Content starts
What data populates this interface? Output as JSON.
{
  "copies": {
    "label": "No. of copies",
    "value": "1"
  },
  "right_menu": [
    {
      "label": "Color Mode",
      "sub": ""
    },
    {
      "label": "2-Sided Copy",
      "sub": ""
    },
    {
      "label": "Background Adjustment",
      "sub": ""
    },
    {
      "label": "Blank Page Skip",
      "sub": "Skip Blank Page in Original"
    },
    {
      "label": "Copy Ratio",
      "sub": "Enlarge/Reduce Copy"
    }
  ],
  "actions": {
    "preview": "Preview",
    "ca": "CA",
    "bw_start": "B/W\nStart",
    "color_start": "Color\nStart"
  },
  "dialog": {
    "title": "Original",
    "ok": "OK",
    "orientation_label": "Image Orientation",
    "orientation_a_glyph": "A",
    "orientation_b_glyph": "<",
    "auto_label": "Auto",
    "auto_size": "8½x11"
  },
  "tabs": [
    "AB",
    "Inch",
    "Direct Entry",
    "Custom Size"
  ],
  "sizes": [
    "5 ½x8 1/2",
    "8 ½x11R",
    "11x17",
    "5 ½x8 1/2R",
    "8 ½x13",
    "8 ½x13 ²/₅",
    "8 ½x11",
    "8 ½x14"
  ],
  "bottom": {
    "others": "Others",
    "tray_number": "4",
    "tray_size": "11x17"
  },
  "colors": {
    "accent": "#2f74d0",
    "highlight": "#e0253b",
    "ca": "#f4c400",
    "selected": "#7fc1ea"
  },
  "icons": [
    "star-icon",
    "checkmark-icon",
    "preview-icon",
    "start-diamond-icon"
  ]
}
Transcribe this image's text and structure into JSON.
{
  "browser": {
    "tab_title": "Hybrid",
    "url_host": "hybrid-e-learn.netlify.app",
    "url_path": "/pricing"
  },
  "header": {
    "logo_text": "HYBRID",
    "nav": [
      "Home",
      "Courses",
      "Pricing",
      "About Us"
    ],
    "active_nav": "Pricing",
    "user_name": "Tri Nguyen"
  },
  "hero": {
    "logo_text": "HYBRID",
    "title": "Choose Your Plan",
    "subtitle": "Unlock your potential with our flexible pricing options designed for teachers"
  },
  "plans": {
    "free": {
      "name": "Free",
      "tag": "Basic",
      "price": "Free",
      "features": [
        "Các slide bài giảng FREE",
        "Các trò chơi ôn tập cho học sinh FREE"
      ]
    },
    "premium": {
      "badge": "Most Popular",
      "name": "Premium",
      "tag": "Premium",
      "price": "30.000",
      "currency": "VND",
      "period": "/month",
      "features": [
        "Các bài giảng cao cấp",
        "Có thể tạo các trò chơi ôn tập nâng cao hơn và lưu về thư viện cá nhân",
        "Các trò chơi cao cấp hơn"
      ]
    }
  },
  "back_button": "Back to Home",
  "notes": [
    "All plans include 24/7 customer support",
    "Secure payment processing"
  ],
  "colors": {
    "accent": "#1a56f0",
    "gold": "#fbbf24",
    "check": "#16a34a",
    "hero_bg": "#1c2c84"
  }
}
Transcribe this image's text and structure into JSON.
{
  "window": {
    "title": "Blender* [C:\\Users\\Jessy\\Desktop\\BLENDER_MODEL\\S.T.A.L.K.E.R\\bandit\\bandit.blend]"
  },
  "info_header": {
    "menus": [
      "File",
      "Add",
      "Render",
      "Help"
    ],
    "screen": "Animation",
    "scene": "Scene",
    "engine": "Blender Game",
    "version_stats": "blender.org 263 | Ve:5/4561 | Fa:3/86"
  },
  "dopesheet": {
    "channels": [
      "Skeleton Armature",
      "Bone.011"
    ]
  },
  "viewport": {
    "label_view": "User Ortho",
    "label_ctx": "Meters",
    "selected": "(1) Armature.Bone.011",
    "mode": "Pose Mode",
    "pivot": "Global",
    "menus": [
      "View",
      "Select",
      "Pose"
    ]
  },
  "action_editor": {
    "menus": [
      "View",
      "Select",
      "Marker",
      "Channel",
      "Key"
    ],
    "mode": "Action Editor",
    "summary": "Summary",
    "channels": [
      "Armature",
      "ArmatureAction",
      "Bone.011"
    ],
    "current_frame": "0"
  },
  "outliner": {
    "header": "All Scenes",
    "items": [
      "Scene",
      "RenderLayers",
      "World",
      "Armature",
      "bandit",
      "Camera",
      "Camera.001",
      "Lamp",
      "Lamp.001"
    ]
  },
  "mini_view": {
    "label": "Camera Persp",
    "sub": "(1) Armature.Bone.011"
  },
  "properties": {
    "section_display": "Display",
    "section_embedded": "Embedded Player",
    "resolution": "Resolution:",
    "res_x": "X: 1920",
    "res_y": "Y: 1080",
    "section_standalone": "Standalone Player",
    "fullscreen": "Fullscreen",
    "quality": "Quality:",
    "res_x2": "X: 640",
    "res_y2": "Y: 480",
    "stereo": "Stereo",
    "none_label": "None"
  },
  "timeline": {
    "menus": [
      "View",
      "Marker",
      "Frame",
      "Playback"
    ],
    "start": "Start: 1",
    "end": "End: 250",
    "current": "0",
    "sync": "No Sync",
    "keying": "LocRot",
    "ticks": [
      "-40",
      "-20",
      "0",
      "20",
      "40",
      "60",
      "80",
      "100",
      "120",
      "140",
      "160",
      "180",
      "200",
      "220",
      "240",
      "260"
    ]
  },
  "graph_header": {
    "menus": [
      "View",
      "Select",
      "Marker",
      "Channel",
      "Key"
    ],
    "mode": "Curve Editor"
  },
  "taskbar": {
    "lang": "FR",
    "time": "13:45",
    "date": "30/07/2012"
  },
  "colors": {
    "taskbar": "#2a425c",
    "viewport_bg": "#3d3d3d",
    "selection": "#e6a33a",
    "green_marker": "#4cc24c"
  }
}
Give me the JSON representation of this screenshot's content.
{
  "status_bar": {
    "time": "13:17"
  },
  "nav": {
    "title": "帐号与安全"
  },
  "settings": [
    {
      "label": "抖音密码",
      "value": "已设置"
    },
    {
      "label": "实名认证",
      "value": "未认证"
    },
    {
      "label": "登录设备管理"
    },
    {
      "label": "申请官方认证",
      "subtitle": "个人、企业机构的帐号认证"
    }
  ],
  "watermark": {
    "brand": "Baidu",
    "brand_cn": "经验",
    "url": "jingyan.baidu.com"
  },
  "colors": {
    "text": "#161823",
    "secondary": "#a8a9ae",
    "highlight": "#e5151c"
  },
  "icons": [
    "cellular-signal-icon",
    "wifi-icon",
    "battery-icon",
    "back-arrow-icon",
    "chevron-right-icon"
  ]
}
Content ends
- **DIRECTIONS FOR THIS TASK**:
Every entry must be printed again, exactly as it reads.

- **RESULT**:
What data populates this interface? Output as JSON.
{
  "copies": {
    "label": "No. of copies",
    "value": "1"
  },
  "right_menu": [
    {
      "label": "Color Mode",
      "sub": ""
    },
    {
      "label": "2-Sided Copy",
      "sub": ""
    },
    {
      "label": "Background Adjustment",
      "sub": ""
    },
    {
      "label": "Blank Page Skip",
      "sub": "Skip Blank Page in Original"
    },
    {
      "label": "Copy Ratio",
      "sub": "Enlarge/Reduce Copy"
    }
  ],
  "actions": {
    "preview": "Preview",
    "ca": "CA",
    "bw_start": "B/W\nStart",
    "color_start": "Color\nStart"
  },
  "dialog": {
    "title": "Original",
    "ok": "OK",
    "orientation_label": "Image Orientation",
    "orientation_a_glyph": "A",
    "orientation_b_glyph": "<",
    "auto_label": "Auto",
    "auto_size": "8½x11"
  },
  "tabs": [
    "AB",
    "Inch",
    "Direct Entry",
    "Custom Size"
  ],
  "sizes": [
    "5 ½x8 1/2",
    "8 ½x11R",
    "11x17",
    "5 ½x8 1/2R",
    "8 ½x13",
    "8 ½x13 ²/₅",
    "8 ½x11",
    "8 ½x14"
  ],
  "bottom": {
    "others": "Others",
    "tray_number": "4",
    "tray_size": "11x17"
  },
  "colors": {
    "accent": "#2f74d0",
    "highlight": "#e0253b",
    "ca": "#f4c400",
    "selected": "#7fc1ea"
  },
  "icons": [
    "star-icon",
    "checkmark-icon",
    "preview-icon",
    "start-diamond-icon"
  ]
}
Transcribe this image's text and structure into JSON.
{
  "browser": {
    "tab_title": "Hybrid",
    "url_host": "hybrid-e-learn.netlify.app",
    "url_path": "/pricing"
  },
  "header": {
    "logo_text": "HYBRID",
    "nav": [
      "Home",
      "Courses",
      "Pricing",
      "About Us"
    ],
    "active_nav": "Pricing",
    "user_name": "Tri Nguyen"
  },
  "hero": {
    "logo_text": "HYBRID",
    "title": "Choose Your Plan",
    "subtitle": "Unlock your potential with our flexible pricing options designed for teachers"
  },
  "plans": {
    "free": {
      "name": "Free",
      "tag": "Basic",
      "price": "Free",
      "features": [
        "Các slide bài giảng FREE",
        "Các trò chơi ôn tập cho học sinh FREE"
      ]
    },
    "premium": {
      "badge": "Most Popular",
      "name": "Premium",
      "tag": "Premium",
      "price": "30.000",
      "currency": "VND",
      "period": "/month",
      "features": [
        "Các bài giảng cao cấp",
        "Có thể tạo các trò chơi ôn tập nâng cao hơn và lưu về thư viện cá nhân",
        "Các trò chơi cao cấp hơn"
      ]
    }
  },
  "back_button": "Back to Home",
  "notes": [
    "All plans include 24/7 customer support",
    "Secure payment processing"
  ],
  "colors": {
    "accent": "#1a56f0",
    "gold": "#fbbf24",
    "check": "#16a34a",
    "hero_bg": "#1c2c84"
  }
}
Transcribe this image's text and structure into JSON.
{
  "window": {
    "title": "Blender* [C:\\Users\\Jessy\\Desktop\\BLENDER_MODEL\\S.T.A.L.K.E.R\\bandit\\bandit.blend]"
  },
  "info_header": {
    "menus": [
      "File",
      "Add",
      "Render",
      "Help"
    ],
    "screen": "Animation",
    "scene": "Scene",
    "engine": "Blender Game",
    "version_stats": "blender.org 263 | Ve:5/4561 | Fa:3/86"
  },
  "dopesheet": {
    "channels": [
      "Skeleton Armature",
      "Bone.011"
    ]
  },
  "viewport": {
    "label_view": "User Ortho",
    "label_ctx": "Meters",
    "selected": "(1) Armature.Bone.011",
    "mode": "Pose Mode",
    "pivot": "Global",
    "menus": [
      "View",
      "Select",
      "Pose"
    ]
  },
  "action_editor": {
    "menus": [
      "View",
      "Select",
      "Marker",
      "Channel",
      "Key"
    ],
    "mode": "Action Editor",
    "summary": "Summary",
    "channels": [
      "Armature",
      "ArmatureAction",
      "Bone.011"
    ],
    "current_frame": "0"
  },
  "outliner": {
    "header": "All Scenes",
    "items": [
      "Scene",
      "RenderLayers",
      "World",
      "Armature",
      "bandit",
      "Camera",
      "Camera.001",
      "Lamp",
      "Lamp.001"
    ]
  },
  "mini_view": {
    "label": "Camera Persp",
    "sub": "(1) Armature.Bone.011"
  },
  "properties": {
    "section_display": "Display",
    "section_embedded": "Embedded Player",
    "resolution": "Resolution:",
    "res_x": "X: 1920",
    "res_y": "Y: 1080",
    "section_standalone": "Standalone Player",
    "fullscreen": "Fullscreen",
    "quality": "Quality:",
    "res_x2": "X: 640",
    "res_y2": "Y: 480",
    "stereo": "Stereo",
    "none_label": "None"
  },
  "timeline": {
    "menus": [
      "View",
      "Marker",
      "Frame",
      "Playback"
    ],
    "start": "Start: 1",
    "end": "End: 250",
    "current": "0",
    "sync": "No Sync",
    "keying": "LocRot",
    "ticks": [
      "-40",
      "-20",
      "0",
      "20",
      "40",
      "60",
      "80",
      "100",
      "120",
      "140",
      "160",
      "180",
      "200",
      "220",
      "240",
      "260"
    ]
  },
  "graph_header": {
    "menus": [
      "View",
      "Select",
      "Marker",
      "Channel",
      "Key"
    ],
    "mode": "Curve Editor"
  },
  "taskbar": {
    "lang": "FR",
    "time": "13:45",
    "date": "30/07/2012"
  },
  "colors": {
    "taskbar": "#2a425c",
    "viewport_bg": "#3d3d3d",
    "selection": "#e6a33a",
    "green_marker": "#4cc24c"
  }
}
Give me the JSON representation of this screenshot's content.
{
  "status_bar": {
    "time": "13:17"
  },
  "nav": {
    "title": "帐号与安全"
  },
  "settings": [
    {
      "label": "抖音密码",
      "value": "已设置"
    },
    {
      "label": "实名认证",
      "value": "未认证"
    },
    {
      "label": "登录设备管理"
    },
    {
      "label": "申请官方认证",
      "subtitle": "个人、企业机构的帐号认证"
    }
  ],
  "watermark": {
    "brand": "Baidu",
    "brand_cn": "经验",
    "url": "jingyan.baidu.com"
  },
  "colors": {
    "text": "#161823",
    "secondary": "#a8a9ae",
    "highlight": "#e5151c"
  },
  "icons": [
    "cellular-signal-icon",
    "wifi-icon",
    "battery-icon",
    "back-arrow-icon",
    "chevron-right-icon"
  ]
}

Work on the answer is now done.